* [About this task]: Copy the records below without altering a single word.
Data shown: Begin
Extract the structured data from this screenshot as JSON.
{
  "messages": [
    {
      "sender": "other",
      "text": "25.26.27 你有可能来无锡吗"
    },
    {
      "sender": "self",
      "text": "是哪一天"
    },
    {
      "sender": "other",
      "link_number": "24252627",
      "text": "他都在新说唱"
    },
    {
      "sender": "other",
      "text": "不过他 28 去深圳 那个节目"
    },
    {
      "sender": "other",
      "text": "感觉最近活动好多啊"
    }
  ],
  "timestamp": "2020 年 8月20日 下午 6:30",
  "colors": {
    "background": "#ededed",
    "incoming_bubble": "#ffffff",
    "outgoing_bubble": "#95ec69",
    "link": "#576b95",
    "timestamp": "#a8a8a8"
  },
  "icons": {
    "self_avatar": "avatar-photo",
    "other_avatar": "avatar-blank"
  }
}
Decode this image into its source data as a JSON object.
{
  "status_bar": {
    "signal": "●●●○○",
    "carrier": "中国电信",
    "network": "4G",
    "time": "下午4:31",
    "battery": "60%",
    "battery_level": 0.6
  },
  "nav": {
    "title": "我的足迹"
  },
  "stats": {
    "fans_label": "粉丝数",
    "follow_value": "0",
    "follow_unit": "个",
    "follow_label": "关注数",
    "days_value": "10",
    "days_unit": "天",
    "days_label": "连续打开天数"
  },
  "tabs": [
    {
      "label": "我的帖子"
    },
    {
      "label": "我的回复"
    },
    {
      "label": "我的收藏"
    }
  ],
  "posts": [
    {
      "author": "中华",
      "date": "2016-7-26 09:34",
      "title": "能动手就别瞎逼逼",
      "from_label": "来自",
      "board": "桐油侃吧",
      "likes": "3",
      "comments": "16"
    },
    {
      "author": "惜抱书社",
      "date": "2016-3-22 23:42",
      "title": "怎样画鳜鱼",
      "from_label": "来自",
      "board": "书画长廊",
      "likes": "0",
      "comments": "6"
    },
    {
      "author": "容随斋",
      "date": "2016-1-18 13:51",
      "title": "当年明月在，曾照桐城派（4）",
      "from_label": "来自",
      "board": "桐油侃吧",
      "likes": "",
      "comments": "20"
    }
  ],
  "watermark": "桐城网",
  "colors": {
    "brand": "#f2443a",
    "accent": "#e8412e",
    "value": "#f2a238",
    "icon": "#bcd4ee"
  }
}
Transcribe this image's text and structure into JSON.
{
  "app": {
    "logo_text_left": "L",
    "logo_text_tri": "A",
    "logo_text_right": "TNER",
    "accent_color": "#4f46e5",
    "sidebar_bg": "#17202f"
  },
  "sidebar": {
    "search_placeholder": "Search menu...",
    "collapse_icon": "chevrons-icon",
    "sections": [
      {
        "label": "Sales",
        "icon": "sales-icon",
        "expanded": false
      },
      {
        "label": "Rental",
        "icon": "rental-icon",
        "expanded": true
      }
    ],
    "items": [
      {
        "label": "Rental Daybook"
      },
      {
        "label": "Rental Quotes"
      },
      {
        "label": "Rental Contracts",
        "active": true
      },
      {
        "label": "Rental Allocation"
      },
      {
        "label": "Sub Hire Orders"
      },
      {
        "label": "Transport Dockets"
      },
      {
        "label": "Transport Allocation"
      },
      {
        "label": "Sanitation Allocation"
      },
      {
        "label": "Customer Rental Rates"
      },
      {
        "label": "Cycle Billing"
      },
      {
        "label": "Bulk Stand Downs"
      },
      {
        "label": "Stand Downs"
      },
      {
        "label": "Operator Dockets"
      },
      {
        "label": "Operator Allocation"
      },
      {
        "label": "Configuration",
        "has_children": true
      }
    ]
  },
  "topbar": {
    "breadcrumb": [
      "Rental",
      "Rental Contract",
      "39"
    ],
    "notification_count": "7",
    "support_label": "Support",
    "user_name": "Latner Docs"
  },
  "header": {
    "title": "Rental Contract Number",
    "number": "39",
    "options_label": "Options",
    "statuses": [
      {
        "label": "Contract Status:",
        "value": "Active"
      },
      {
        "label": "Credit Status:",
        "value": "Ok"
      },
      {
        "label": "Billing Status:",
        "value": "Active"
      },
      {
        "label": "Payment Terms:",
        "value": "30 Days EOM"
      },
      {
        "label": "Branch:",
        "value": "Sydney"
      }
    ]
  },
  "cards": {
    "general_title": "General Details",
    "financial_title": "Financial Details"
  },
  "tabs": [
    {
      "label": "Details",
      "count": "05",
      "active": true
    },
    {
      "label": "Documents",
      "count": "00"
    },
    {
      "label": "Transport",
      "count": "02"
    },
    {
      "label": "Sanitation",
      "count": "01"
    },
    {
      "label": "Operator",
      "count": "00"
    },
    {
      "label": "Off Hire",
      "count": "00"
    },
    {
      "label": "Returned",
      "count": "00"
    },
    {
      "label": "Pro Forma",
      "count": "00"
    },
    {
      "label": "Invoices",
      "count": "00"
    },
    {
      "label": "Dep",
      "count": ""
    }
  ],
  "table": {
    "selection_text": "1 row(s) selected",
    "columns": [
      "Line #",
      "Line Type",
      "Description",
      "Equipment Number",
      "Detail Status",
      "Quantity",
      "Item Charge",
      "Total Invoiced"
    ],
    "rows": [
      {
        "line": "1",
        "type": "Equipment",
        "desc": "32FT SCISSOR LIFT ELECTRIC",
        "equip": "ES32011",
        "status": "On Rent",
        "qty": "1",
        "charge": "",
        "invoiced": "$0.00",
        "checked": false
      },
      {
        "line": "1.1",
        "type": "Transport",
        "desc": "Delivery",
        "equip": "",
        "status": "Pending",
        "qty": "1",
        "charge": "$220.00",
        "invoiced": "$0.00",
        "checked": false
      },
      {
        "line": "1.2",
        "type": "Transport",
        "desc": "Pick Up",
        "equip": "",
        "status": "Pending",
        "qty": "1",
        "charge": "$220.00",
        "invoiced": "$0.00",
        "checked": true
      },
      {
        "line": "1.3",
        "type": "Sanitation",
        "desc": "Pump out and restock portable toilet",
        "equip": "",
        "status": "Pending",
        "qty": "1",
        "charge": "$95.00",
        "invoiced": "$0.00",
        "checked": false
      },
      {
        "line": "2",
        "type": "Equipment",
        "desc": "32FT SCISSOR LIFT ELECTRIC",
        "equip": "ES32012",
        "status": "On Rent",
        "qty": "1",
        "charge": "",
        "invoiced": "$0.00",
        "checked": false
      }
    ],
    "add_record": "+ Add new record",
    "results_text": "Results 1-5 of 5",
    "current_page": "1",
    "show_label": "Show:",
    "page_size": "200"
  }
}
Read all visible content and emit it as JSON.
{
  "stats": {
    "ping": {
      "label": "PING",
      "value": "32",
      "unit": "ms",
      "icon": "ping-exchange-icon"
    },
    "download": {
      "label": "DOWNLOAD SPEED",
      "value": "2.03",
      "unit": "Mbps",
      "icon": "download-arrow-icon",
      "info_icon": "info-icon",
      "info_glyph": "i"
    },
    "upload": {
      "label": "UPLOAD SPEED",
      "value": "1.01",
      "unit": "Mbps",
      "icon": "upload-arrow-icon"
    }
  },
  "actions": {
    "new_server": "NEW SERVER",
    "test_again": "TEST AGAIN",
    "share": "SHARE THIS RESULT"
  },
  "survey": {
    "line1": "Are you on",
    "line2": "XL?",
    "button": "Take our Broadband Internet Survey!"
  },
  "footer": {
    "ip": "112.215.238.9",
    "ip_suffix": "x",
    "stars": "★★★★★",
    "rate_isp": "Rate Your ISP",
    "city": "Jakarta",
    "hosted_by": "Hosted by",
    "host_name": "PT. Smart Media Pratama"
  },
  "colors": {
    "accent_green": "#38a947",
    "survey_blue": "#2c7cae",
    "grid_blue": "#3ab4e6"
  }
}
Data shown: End
* [Task solution]:
Extract the structured data from this screenshot as JSON.
{
  "messages": [
    {
      "sender": "other",
      "text": "25.26.27 你有可能来无锡吗"
    },
    {
      "sender": "self",
      "text": "是哪一天"
    },
    {
      "sender": "other",
      "link_number": "24252627",
      "text": "他都在新说唱"
    },
    {
      "sender": "other",
      "text": "不过他 28 去深圳 那个节目"
    },
    {
      "sender": "other",
      "text": "感觉最近活动好多啊"
    }
  ],
  "timestamp": "2020 年 8月20日 下午 6:30",
  "colors": {
    "background": "#ededed",
    "incoming_bubble": "#ffffff",
    "outgoing_bubble": "#95ec69",
    "link": "#576b95",
    "timestamp": "#a8a8a8"
  },
  "icons": {
    "self_avatar": "avatar-photo",
    "other_avatar": "avatar-blank"
  }
}
Decode this image into its source data as a JSON object.
{
  "status_bar": {
    "signal": "●●●○○",
    "carrier": "中国电信",
    "network": "4G",
    "time": "下午4:31",
    "battery": "60%",
    "battery_level": 0.6
  },
  "nav": {
    "title": "我的足迹"
  },
  "stats": {
    "fans_label": "粉丝数",
    "follow_value": "0",
    "follow_unit": "个",
    "follow_label": "关注数",
    "days_value": "10",
    "days_unit": "天",
    "days_label": "连续打开天数"
  },
  "tabs": [
    {
      "label": "我的帖子"
    },
    {
      "label": "我的回复"
    },
    {
      "label": "我的收藏"
    }
  ],
  "posts": [
    {
      "author": "中华",
      "date": "2016-7-26 09:34",
      "title": "能动手就别瞎逼逼",
      "from_label": "来自",
      "board": "桐油侃吧",
      "likes": "3",
      "comments": "16"
    },
    {
      "author": "惜抱书社",
      "date": "2016-3-22 23:42",
      "title": "怎样画鳜鱼",
      "from_label": "来自",
      "board": "书画长廊",
      "likes": "0",
      "comments": "6"
    },
    {
      "author": "容随斋",
      "date": "2016-1-18 13:51",
      "title": "当年明月在，曾照桐城派（4）",
      "from_label": "来自",
      "board": "桐油侃吧",
      "likes": "",
      "comments": "20"
    }
  ],
  "watermark": "桐城网",
  "colors": {
    "brand": "#f2443a",
    "accent": "#e8412e",
    "value": "#f2a238",
    "icon": "#bcd4ee"
  }
}
Transcribe this image's text and structure into JSON.
{
  "app": {
    "logo_text_left": "L",
    "logo_text_tri": "A",
    "logo_text_right": "TNER",
    "accent_color": "#4f46e5",
    "sidebar_bg": "#17202f"
  },
  "sidebar": {
    "search_placeholder": "Search menu...",
    "collapse_icon": "chevrons-icon",
    "sections": [
      {
        "label": "Sales",
        "icon": "sales-icon",
        "expanded": false
      },
      {
        "label": "Rental",
        "icon": "rental-icon",
        "expanded": true
      }
    ],
    "items": [
      {
        "label": "Rental Daybook"
      },
      {
        "label": "Rental Quotes"
      },
      {
        "label": "Rental Contracts",
        "active": true
      },
      {
        "label": "Rental Allocation"
      },
      {
        "label": "Sub Hire Orders"
      },
      {
        "label": "Transport Dockets"
      },
      {
        "label": "Transport Allocation"
      },
      {
        "label": "Sanitation Allocation"
      },
      {
        "label": "Customer Rental Rates"
      },
      {
        "label": "Cycle Billing"
      },
      {
        "label": "Bulk Stand Downs"
      },
      {
        "label": "Stand Downs"
      },
      {
        "label": "Operator Dockets"
      },
      {
        "label": "Operator Allocation"
      },
      {
        "label": "Configuration",
        "has_children": true
      }
    ]
  },
  "topbar": {
    "breadcrumb": [
      "Rental",
      "Rental Contract",
      "39"
    ],
    "notification_count": "7",
    "support_label": "Support",
    "user_name": "Latner Docs"
  },
  "header": {
    "title": "Rental Contract Number",
    "number": "39",
    "options_label": "Options",
    "statuses": [
      {
        "label": "Contract Status:",
        "value": "Active"
      },
      {
        "label": "Credit Status:",
        "value": "Ok"
      },
      {
        "label": "Billing Status:",
        "value": "Active"
      },
      {
        "label": "Payment Terms:",
        "value": "30 Days EOM"
      },
      {
        "label": "Branch:",
        "value": "Sydney"
      }
    ]
  },
  "cards": {
    "general_title": "General Details",
    "financial_title": "Financial Details"
  },
  "tabs": [
    {
      "label": "Details",
      "count": "05",
      "active": true
    },
    {
      "label": "Documents",
      "count": "00"
    },
    {
      "label": "Transport",
      "count": "02"
    },
    {
      "label": "Sanitation",
      "count": "01"
    },
    {
      "label": "Operator",
      "count": "00"
    },
    {
      "label": "Off Hire",
      "count": "00"
    },
    {
      "label": "Returned",
      "count": "00"
    },
    {
      "label": "Pro Forma",
      "count": "00"
    },
    {
      "label": "Invoices",
      "count": "00"
    },
    {
      "label": "Dep",
      "count": ""
    }
  ],
  "table": {
    "selection_text": "1 row(s) selected",
    "columns": [
      "Line #",
      "Line Type",
      "Description",
      "Equipment Number",
      "Detail Status",
      "Quantity",
      "Item Charge",
      "Total Invoiced"
    ],
    "rows": [
      {
        "line": "1",
        "type": "Equipment",
        "desc": "32FT SCISSOR LIFT ELECTRIC",
        "equip": "ES32011",
        "status": "On Rent",
        "qty": "1",
        "charge": "",
        "invoiced": "$0.00",
        "checked": false
      },
      {
        "line": "1.1",
        "type": "Transport",
        "desc": "Delivery",
        "equip": "",
        "status": "Pending",
        "qty": "1",
        "charge": "$220.00",
        "invoiced": "$0.00",
        "checked": false
      },
      {
        "line": "1.2",
        "type": "Transport",
        "desc": "Pick Up",
        "equip": "",
        "status": "Pending",
        "qty": "1",
        "charge": "$220.00",
        "invoiced": "$0.00",
        "checked": true
      },
      {
        "line": "1.3",
        "type": "Sanitation",
        "desc": "Pump out and restock portable toilet",
        "equip": "",
        "status": "Pending",
        "qty": "1",
        "charge": "$95.00",
        "invoiced": "$0.00",
        "checked": false
      },
      {
        "line": "2",
        "type": "Equipment",
        "desc": "32FT SCISSOR LIFT ELECTRIC",
        "equip": "ES32012",
        "status": "On Rent",
        "qty": "1",
        "charge": "",
        "invoiced": "$0.00",
        "checked": false
      }
    ],
    "add_record": "+ Add new record",
    "results_text": "Results 1-5 of 5",
    "current_page": "1",
    "show_label": "Show:",
    "page_size": "200"
  }
}
Read all visible content and emit it as JSON.
{
  "stats": {
    "ping": {
      "label": "PING",
      "value": "32",
      "unit": "ms",
      "icon": "ping-exchange-icon"
    },
    "download": {
      "label": "DOWNLOAD SPEED",
      "value": "2.03",
      "unit": "Mbps",
      "icon": "download-arrow-icon",
      "info_icon": "info-icon",
      "info_glyph": "i"
    },
    "upload": {
      "label": "UPLOAD SPEED",
      "value": "1.01",
      "unit": "Mbps",
      "icon": "upload-arrow-icon"
    }
  },
  "actions": {
    "new_server": "NEW SERVER",
    "test_again": "TEST AGAIN",
    "share": "SHARE THIS RESULT"
  },
  "survey": {
    "line1": "Are you on",
    "line2": "XL?",
    "button": "Take our Broadband Internet Survey!"
  },
  "footer": {
    "ip": "112.215.238.9",
    "ip_suffix": "x",
    "stars": "★★★★★",
    "rate_isp": "Rate Your ISP",
    "city": "Jakarta",
    "hosted_by": "Hosted by",
    "host_name": "PT. Smart Media Pratama"
  },
  "colors": {
    "accent_green": "#38a947",
    "survey_blue": "#2c7cae",
    "grid_blue": "#3ab4e6"
  }
}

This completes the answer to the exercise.